MATERIALS PROVIDED

"""

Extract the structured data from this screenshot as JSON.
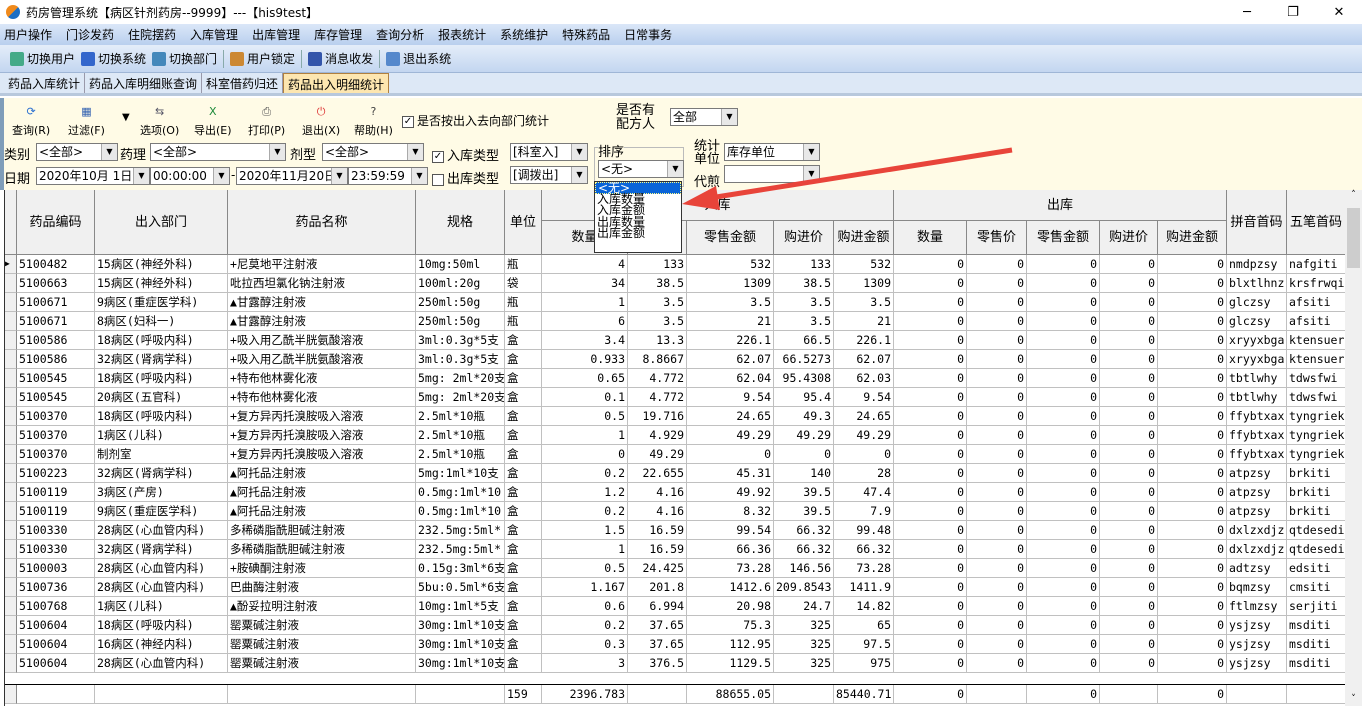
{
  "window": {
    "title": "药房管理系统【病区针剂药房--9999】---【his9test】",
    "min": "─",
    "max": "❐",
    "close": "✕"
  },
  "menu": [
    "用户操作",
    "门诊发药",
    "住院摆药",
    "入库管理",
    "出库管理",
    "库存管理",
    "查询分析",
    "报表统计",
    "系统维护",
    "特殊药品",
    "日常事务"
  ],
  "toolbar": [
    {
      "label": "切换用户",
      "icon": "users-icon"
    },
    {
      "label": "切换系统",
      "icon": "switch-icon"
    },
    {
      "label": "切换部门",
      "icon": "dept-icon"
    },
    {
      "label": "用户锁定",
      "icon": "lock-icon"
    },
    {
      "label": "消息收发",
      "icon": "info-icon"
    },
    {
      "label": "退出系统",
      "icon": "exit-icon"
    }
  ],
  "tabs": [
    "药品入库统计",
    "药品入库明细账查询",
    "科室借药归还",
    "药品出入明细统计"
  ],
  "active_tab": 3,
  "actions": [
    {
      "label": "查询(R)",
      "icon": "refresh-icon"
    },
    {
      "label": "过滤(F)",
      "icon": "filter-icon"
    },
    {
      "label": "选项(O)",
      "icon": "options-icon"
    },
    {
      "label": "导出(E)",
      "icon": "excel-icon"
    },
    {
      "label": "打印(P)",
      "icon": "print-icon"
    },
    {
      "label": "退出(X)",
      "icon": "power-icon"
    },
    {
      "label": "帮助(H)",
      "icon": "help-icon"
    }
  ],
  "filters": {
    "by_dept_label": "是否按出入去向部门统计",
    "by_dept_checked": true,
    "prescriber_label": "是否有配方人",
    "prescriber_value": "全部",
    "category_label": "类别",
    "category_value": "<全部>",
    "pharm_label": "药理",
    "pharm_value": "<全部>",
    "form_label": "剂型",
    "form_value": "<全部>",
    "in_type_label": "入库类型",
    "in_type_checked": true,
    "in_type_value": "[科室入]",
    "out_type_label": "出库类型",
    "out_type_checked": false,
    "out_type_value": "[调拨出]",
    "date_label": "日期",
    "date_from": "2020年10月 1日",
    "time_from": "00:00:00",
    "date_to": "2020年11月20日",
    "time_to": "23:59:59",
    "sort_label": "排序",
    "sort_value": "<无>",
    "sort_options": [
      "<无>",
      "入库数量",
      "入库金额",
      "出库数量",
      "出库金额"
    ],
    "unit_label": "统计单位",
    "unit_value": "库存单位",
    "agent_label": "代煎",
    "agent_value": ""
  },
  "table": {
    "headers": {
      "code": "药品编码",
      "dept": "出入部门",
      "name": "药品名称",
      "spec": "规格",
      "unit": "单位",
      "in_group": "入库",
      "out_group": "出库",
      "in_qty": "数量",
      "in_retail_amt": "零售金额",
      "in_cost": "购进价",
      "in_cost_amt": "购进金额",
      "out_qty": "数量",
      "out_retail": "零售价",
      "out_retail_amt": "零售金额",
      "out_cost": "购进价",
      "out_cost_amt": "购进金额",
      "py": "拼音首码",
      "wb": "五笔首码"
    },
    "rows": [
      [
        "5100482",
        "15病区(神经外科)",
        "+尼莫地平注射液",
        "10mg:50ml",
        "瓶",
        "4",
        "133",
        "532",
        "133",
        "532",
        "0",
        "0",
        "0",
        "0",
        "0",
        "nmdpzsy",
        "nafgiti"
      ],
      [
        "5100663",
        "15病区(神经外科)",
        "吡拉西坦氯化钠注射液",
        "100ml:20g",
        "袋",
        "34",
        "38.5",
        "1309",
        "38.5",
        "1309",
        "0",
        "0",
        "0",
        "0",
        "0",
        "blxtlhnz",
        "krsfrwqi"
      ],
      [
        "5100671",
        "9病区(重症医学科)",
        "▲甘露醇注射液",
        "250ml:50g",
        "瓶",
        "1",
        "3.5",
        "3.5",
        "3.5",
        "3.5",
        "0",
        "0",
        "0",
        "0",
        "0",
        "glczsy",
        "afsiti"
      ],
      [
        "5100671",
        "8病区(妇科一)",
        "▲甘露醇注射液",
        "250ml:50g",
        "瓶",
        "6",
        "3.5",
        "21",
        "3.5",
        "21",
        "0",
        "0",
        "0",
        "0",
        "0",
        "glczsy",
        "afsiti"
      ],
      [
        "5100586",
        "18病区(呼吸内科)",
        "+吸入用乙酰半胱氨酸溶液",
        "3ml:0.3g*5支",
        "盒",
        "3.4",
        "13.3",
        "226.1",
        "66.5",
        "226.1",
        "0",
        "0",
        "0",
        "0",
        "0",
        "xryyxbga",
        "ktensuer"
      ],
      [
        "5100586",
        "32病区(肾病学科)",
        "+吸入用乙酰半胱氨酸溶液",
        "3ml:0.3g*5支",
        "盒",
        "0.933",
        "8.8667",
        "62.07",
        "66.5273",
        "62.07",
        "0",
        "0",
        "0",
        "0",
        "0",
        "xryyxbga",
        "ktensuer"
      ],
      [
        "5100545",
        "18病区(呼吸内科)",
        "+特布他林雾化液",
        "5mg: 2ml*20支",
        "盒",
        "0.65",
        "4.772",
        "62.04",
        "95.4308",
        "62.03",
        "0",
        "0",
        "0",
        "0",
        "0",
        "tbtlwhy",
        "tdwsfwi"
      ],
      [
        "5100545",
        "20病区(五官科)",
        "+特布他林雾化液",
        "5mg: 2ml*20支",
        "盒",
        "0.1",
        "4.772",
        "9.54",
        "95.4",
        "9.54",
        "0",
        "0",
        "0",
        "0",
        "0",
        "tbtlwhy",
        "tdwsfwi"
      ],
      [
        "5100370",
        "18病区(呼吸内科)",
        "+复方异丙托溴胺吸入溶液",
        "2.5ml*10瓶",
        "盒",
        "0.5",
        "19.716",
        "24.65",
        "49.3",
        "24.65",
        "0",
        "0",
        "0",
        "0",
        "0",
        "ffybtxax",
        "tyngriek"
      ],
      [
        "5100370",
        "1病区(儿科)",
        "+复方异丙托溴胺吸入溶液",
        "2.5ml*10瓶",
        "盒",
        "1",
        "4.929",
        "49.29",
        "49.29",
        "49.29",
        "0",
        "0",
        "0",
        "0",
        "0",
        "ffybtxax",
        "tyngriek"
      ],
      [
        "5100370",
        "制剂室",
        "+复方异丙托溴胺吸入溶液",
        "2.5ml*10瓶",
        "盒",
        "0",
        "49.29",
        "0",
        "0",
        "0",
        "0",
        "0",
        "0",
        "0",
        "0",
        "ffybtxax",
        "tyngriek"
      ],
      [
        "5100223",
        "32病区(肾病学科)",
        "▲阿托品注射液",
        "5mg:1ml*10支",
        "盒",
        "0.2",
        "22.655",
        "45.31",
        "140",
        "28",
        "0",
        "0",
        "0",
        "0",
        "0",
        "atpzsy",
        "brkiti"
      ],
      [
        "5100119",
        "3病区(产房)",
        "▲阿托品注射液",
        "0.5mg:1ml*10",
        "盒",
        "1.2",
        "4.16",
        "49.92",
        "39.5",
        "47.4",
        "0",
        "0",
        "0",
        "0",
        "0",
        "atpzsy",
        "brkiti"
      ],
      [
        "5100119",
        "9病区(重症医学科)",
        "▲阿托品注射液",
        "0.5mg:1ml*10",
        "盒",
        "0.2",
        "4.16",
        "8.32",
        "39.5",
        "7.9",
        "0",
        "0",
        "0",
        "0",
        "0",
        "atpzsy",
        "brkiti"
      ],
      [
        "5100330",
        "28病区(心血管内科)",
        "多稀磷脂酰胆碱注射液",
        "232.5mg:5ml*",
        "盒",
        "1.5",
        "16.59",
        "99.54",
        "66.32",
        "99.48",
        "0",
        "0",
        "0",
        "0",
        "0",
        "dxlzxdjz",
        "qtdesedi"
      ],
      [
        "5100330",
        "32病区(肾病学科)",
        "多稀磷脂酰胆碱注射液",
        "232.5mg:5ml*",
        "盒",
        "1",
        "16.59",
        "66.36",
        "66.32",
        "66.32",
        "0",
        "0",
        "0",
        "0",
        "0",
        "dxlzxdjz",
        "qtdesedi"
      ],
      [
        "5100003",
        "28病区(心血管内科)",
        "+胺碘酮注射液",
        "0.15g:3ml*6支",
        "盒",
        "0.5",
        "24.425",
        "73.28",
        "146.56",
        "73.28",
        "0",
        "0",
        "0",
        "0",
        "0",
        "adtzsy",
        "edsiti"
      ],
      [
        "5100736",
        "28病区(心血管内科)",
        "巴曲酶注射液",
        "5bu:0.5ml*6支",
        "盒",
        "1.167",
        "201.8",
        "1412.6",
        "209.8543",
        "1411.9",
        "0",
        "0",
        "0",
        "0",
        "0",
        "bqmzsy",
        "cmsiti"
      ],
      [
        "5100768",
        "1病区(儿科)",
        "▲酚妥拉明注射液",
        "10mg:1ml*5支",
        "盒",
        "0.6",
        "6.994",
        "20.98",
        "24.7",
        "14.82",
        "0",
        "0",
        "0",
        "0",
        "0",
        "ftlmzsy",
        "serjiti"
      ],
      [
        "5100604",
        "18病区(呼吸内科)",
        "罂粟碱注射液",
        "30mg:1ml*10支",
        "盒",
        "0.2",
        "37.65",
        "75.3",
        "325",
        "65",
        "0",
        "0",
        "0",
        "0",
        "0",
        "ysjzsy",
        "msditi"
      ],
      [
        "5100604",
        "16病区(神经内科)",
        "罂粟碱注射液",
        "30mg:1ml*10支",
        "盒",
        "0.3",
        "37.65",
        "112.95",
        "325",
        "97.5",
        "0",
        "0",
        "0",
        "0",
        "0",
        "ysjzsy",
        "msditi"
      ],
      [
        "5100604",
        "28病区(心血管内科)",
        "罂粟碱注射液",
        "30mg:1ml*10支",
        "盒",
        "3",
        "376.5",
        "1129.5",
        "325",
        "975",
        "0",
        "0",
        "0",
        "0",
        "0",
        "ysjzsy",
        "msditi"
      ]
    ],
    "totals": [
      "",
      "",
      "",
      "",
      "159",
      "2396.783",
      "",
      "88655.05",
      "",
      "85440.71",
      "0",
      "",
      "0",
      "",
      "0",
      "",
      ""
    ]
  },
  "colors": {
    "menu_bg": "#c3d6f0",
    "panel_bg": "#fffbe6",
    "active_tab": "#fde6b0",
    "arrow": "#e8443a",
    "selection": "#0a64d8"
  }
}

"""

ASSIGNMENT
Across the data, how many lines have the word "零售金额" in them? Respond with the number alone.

WRITTEN REPLY
2